Here are some records; return them all exactly.
[[ Source information, beginning ]]
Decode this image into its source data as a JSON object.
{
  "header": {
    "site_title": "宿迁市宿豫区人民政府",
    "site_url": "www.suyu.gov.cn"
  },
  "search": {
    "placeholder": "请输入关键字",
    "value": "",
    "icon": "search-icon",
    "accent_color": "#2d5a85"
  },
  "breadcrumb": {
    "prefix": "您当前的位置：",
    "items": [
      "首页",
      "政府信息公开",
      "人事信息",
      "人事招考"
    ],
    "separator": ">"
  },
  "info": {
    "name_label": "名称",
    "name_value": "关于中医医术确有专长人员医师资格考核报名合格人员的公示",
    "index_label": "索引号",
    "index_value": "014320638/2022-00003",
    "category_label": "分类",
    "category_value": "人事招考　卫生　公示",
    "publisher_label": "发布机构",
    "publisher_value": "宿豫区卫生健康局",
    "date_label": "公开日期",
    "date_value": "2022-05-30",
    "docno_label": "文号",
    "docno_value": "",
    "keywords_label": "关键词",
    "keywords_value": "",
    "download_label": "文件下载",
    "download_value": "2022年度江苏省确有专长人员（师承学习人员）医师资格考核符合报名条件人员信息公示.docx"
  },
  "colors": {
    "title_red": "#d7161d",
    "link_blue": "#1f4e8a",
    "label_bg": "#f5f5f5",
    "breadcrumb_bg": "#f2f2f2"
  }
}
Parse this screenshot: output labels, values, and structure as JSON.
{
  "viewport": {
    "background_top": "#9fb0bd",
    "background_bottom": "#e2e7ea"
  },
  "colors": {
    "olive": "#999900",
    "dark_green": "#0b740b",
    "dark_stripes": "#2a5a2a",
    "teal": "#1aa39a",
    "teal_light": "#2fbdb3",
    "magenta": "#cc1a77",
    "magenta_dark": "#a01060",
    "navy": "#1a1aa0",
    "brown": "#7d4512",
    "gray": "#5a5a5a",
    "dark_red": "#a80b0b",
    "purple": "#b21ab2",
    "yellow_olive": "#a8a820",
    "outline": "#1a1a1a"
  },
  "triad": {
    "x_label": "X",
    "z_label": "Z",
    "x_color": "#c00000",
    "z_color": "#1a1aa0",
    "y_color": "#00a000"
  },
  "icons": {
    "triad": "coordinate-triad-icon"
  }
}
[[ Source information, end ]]
● **Solved problem**
Decode this image into its source data as a JSON object.
{
  "header": {
    "site_title": "宿迁市宿豫区人民政府",
    "site_url": "www.suyu.gov.cn"
  },
  "search": {
    "placeholder": "请输入关键字",
    "value": "",
    "icon": "search-icon",
    "accent_color": "#2d5a85"
  },
  "breadcrumb": {
    "prefix": "您当前的位置：",
    "items": [
      "首页",
      "政府信息公开",
      "人事信息",
      "人事招考"
    ],
    "separator": ">"
  },
  "info": {
    "name_label": "名称",
    "name_value": "关于中医医术确有专长人员医师资格考核报名合格人员的公示",
    "index_label": "索引号",
    "index_value": "014320638/2022-00003",
    "category_label": "分类",
    "category_value": "人事招考　卫生　公示",
    "publisher_label": "发布机构",
    "publisher_value": "宿豫区卫生健康局",
    "date_label": "公开日期",
    "date_value": "2022-05-30",
    "docno_label": "文号",
    "docno_value": "",
    "keywords_label": "关键词",
    "keywords_value": "",
    "download_label": "文件下载",
    "download_value": "2022年度江苏省确有专长人员（师承学习人员）医师资格考核符合报名条件人员信息公示.docx"
  },
  "colors": {
    "title_red": "#d7161d",
    "link_blue": "#1f4e8a",
    "label_bg": "#f5f5f5",
    "breadcrumb_bg": "#f2f2f2"
  }
}
Parse this screenshot: output labels, values, and structure as JSON.
{
  "viewport": {
    "background_top": "#9fb0bd",
    "background_bottom": "#e2e7ea"
  },
  "colors": {
    "olive": "#999900",
    "dark_green": "#0b740b",
    "dark_stripes": "#2a5a2a",
    "teal": "#1aa39a",
    "teal_light": "#2fbdb3",
    "magenta": "#cc1a77",
    "magenta_dark": "#a01060",
    "navy": "#1a1aa0",
    "brown": "#7d4512",
    "gray": "#5a5a5a",
    "dark_red": "#a80b0b",
    "purple": "#b21ab2",
    "yellow_olive": "#a8a820",
    "outline": "#1a1a1a"
  },
  "triad": {
    "x_label": "X",
    "z_label": "Z",
    "x_color": "#c00000",
    "z_color": "#1a1aa0",
    "y_color": "#00a000"
  },
  "icons": {
    "triad": "coordinate-triad-icon"
  }
}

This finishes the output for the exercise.